A 63 [a bus] passes by

Six sewer workers (hard hats and high boots) take rue des Canettes.

Two free taxis at the taxi stand

An 87 passes by

A blind man coming from rue des Canettes passes by in front of the café; he’s a young man, with a rather confident way of walking.

An 86 passes by

Two men with pipes and black satchels

A man with a black satchel and no pipe

A woman in a wool jacket, smiling

A 96

Another 96

(high heels: bent ankles)

An apple-green 2CV

A 63

A 70

(Perec 2010: 11-12)


Such list making is one way of approaching place but it is quite obviously also futile and exhausting. Perec’s experiment has a sense of failure mixed with melancholy about it. It is an attempt to capture, even exhaust, a place. It is a mundane mirror of the heroic lists in the Old Testament or the Iliad. But it does not come even close to its stated aim of exhausting a place. This little book is indicative of Perec’s wider project. In Species of Spaces Perec asks us (readers, writers) to account of our own places through the construction of lists. Such list making, he argues, will be dull and mundane but will eventually provide a spark – a moment where we are teleported to a different place and the extraordinary will emerge.  In his essay on the street he urges us to make lists endlessly “You must set about it more slowly, almost stupidly. Force yourself to write down what is of no interest, what is most obvious, most common, most colourless.” His instructions become quite precise

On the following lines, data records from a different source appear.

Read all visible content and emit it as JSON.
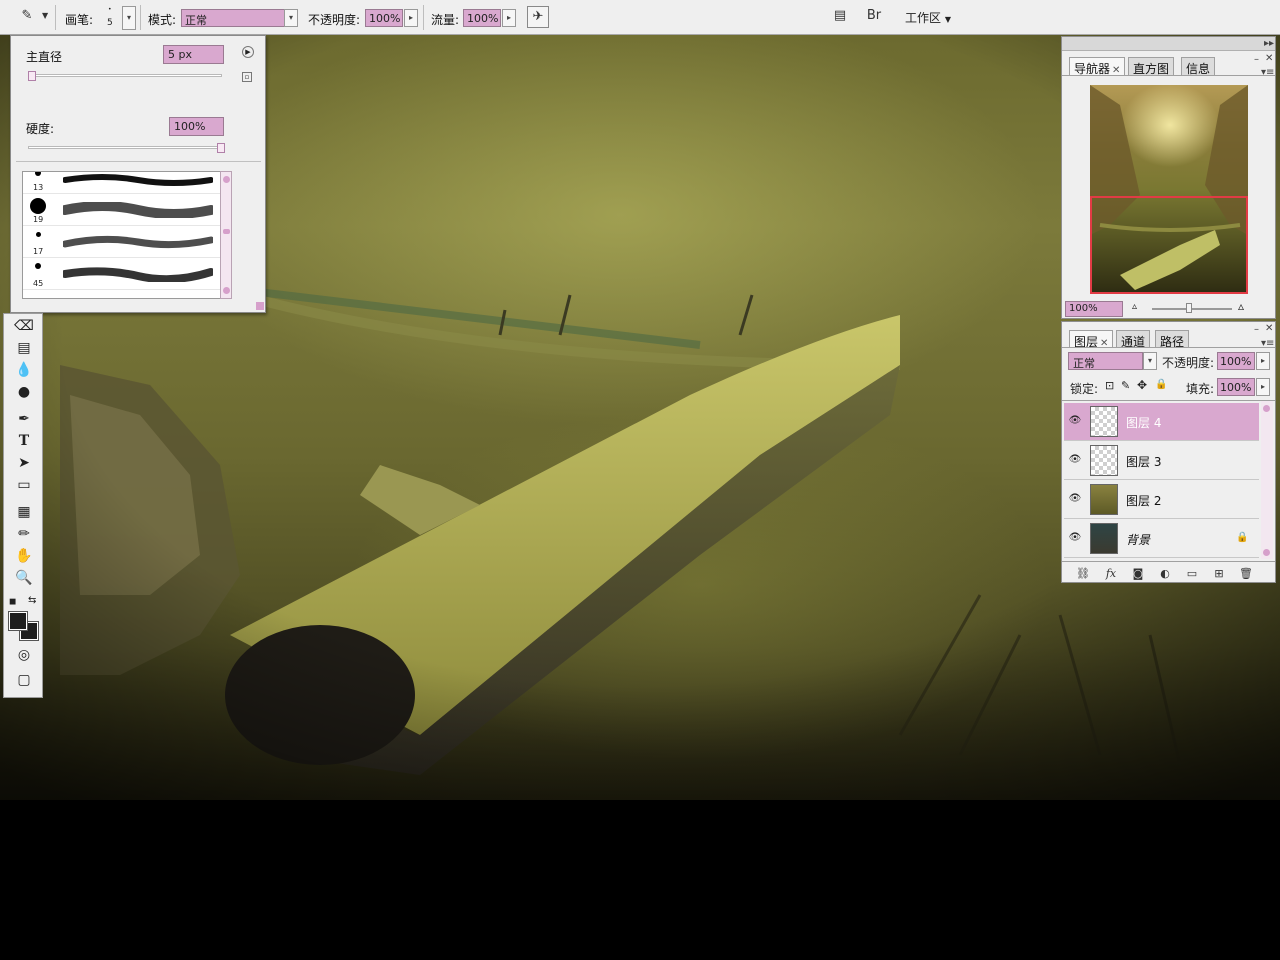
{
  "options_bar": {
    "brush_label": "画笔:",
    "brush_size": "5",
    "mode_label": "模式:",
    "mode_value": "正常",
    "opacity_label": "不透明度:",
    "opacity_value": "100%",
    "flow_label": "流量:",
    "flow_value": "100%",
    "workspace_label": "工作区"
  },
  "brush_popup": {
    "master_diameter_label": "主直径",
    "master_diameter_value": "5 px",
    "hardness_label": "硬度:",
    "hardness_value": "100%",
    "brushes": [
      {
        "size": "13"
      },
      {
        "size": "19"
      },
      {
        "size": "17"
      },
      {
        "size": "45"
      }
    ]
  },
  "navigator": {
    "tabs": [
      "导航器",
      "直方图",
      "信息"
    ],
    "zoom": "100%"
  },
  "layers_panel": {
    "tabs": [
      "图层",
      "通道",
      "路径"
    ],
    "blend_mode": "正常",
    "opacity_label": "不透明度:",
    "opacity_value": "100%",
    "lock_label": "锁定:",
    "fill_label": "填充:",
    "fill_value": "100%",
    "layers": [
      {
        "name": "图层 4",
        "selected": true
      },
      {
        "name": "图层 3",
        "selected": false
      },
      {
        "name": "图层 2",
        "selected": false
      },
      {
        "name": "背景",
        "selected": false,
        "locked": true
      }
    ]
  },
  "colors": {
    "accent": "#d9a8cf",
    "nav_frame": "#e23b45",
    "foreground": "#1e1e1e",
    "background": "#1e1e1e"
  }
}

“The street: try to describe the street, what it’s made of, what it’s used for. The people in the street. The cars. What sort of cars? The buildings: note that they’re on the comfortable, well heeled side. Distinguish residential from official buildings.

The shops. What do they sell in the shops? There are not food shops, Oh yes, there’s a baker’s. Ask yourself where the locals do their shopping.

The cafés. How many cafés are there? One, two, three, four. Why did you choose this one? Because you know it, because it’s in the sun, because it sells cigarettes. The other shops; antique shops, clothes, hi-fi, etc. Don’t say, don’t write ‘etc.’. Make an effort to exhaust the subject, even if that seems grotesque, or pointless, or stupid. You still haven’t looked at anything, you’ve merely picked out what you’ve long ago picked out.

Force yourself to see more flatly.” (Perec 1997: 50-51)


“Carry on,” (making lists), he writes,  “until the scene becomes improbable, until you have the impression, for the briefest of moments, that you are in a strange town or, better still, until you can no longer understand what is happening or what is not happening, until the whole place becomes strange, and you no longer even know that this is what is called a town, a street, buildings, pavements” (Perec 1997: 53) . While not being experimental writers of creative non-fiction, journalists also found themselves using the list as a strategy for capturing the flavour of Maxwell Street.